▶ [Data shown]:
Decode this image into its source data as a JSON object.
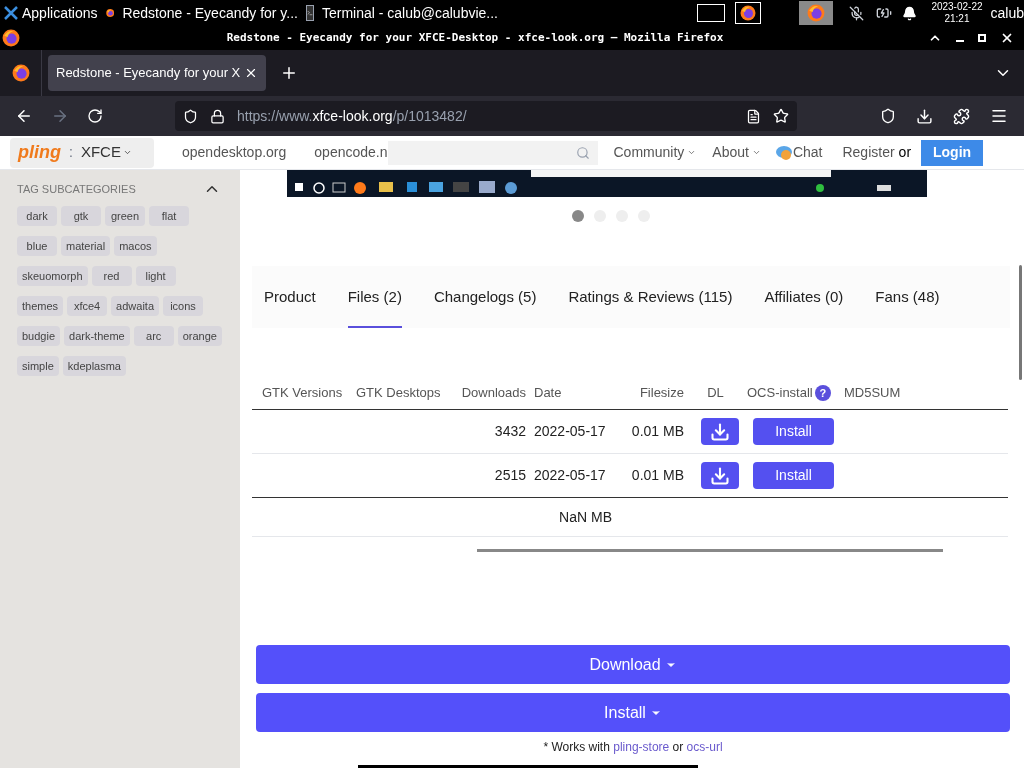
{
  "panel": {
    "apps_label": "Applications",
    "tasks": [
      {
        "title": "Redstone - Eyecandy for y...",
        "kind": "browser"
      },
      {
        "title": "Terminal - calub@calubvie...",
        "kind": "terminal"
      }
    ],
    "date": "2023-02-22",
    "time": "21:21",
    "user": "calub"
  },
  "window": {
    "title": "Redstone - Eyecandy for your XFCE-Desktop - xfce-look.org — Mozilla Firefox"
  },
  "browser": {
    "tab_title": "Redstone - Eyecandy for your X",
    "url_prefix": "https://www.",
    "url_domain": "xfce-look.org",
    "url_path": "/p/1013482/"
  },
  "site_header": {
    "logo": "pling",
    "separator": ":",
    "category": "XFCE",
    "links": [
      "opendesktop.org",
      "opencode.n"
    ],
    "nav": [
      "Community",
      "About"
    ],
    "chat": "Chat",
    "register": "Register",
    "or": "or",
    "login": "Login"
  },
  "sidebar": {
    "title": "TAG SUBCATEGORIES",
    "tag_rows": [
      [
        "dark",
        "gtk",
        "green",
        "flat"
      ],
      [
        "blue",
        "material",
        "macos"
      ],
      [
        "skeuomorph",
        "red",
        "light"
      ],
      [
        "themes",
        "xfce4",
        "adwaita",
        "icons"
      ],
      [
        "budgie",
        "dark-theme",
        "arc",
        "orange"
      ],
      [
        "simple",
        "kdeplasma"
      ]
    ]
  },
  "gallery": {
    "dots": [
      {
        "selected": true
      },
      {
        "selected": false
      },
      {
        "selected": false
      },
      {
        "selected": false
      }
    ]
  },
  "tabs": [
    {
      "label": "Product",
      "selected": false
    },
    {
      "label": "Files (2)",
      "selected": true
    },
    {
      "label": "Changelogs (5)",
      "selected": false
    },
    {
      "label": "Ratings & Reviews (115)",
      "selected": false
    },
    {
      "label": "Affiliates (0)",
      "selected": false
    },
    {
      "label": "Fans (48)",
      "selected": false
    }
  ],
  "files_table": {
    "columns": [
      "GTK Versions",
      "GTK Desktops",
      "Downloads",
      "Date",
      "Filesize",
      "DL",
      "OCS-install",
      "MD5SUM"
    ],
    "help": "?",
    "rows": [
      {
        "downloads": "3432",
        "date": "2022-05-17",
        "filesize": "0.01 MB",
        "install": "Install"
      },
      {
        "downloads": "2515",
        "date": "2022-05-17",
        "filesize": "0.01 MB",
        "install": "Install"
      }
    ],
    "total_filesize": "NaN MB"
  },
  "actions": {
    "download": "Download",
    "install": "Install",
    "note_prefix": "* Works with",
    "link_1": "pling-store",
    "note_or": "or",
    "link_2": "ocs-url"
  }
}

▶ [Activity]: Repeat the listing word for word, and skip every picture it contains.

▶ [Answer section]:
Decode this image into its source data as a JSON object.
{
  "panel": {
    "apps_label": "Applications",
    "tasks": [
      {
        "title": "Redstone - Eyecandy for y...",
        "kind": "browser"
      },
      {
        "title": "Terminal - calub@calubvie...",
        "kind": "terminal"
      }
    ],
    "date": "2023-02-22",
    "time": "21:21",
    "user": "calub"
  },
  "window": {
    "title": "Redstone - Eyecandy for your XFCE-Desktop - xfce-look.org — Mozilla Firefox"
  },
  "browser": {
    "tab_title": "Redstone - Eyecandy for your X",
    "url_prefix": "https://www.",
    "url_domain": "xfce-look.org",
    "url_path": "/p/1013482/"
  },
  "site_header": {
    "logo": "pling",
    "separator": ":",
    "category": "XFCE",
    "links": [
      "opendesktop.org",
      "opencode.n"
    ],
    "nav": [
      "Community",
      "About"
    ],
    "chat": "Chat",
    "register": "Register",
    "or": "or",
    "login": "Login"
  },
  "sidebar": {
    "title": "TAG SUBCATEGORIES",
    "tag_rows": [
      [
        "dark",
        "gtk",
        "green",
        "flat"
      ],
      [
        "blue",
        "material",
        "macos"
      ],
      [
        "skeuomorph",
        "red",
        "light"
      ],
      [
        "themes",
        "xfce4",
        "adwaita",
        "icons"
      ],
      [
        "budgie",
        "dark-theme",
        "arc",
        "orange"
      ],
      [
        "simple",
        "kdeplasma"
      ]
    ]
  },
  "gallery": {
    "dots": [
      {
        "selected": true
      },
      {
        "selected": false
      },
      {
        "selected": false
      },
      {
        "selected": false
      }
    ]
  },
  "tabs": [
    {
      "label": "Product",
      "selected": false
    },
    {
      "label": "Files (2)",
      "selected": true
    },
    {
      "label": "Changelogs (5)",
      "selected": false
    },
    {
      "label": "Ratings & Reviews (115)",
      "selected": false
    },
    {
      "label": "Affiliates (0)",
      "selected": false
    },
    {
      "label": "Fans (48)",
      "selected": false
    }
  ],
  "files_table": {
    "columns": [
      "GTK Versions",
      "GTK Desktops",
      "Downloads",
      "Date",
      "Filesize",
      "DL",
      "OCS-install",
      "MD5SUM"
    ],
    "help": "?",
    "rows": [
      {
        "downloads": "3432",
        "date": "2022-05-17",
        "filesize": "0.01 MB",
        "install": "Install"
      },
      {
        "downloads": "2515",
        "date": "2022-05-17",
        "filesize": "0.01 MB",
        "install": "Install"
      }
    ],
    "total_filesize": "NaN MB"
  },
  "actions": {
    "download": "Download",
    "install": "Install",
    "note_prefix": "* Works with",
    "link_1": "pling-store",
    "note_or": "or",
    "link_2": "ocs-url"
  }
}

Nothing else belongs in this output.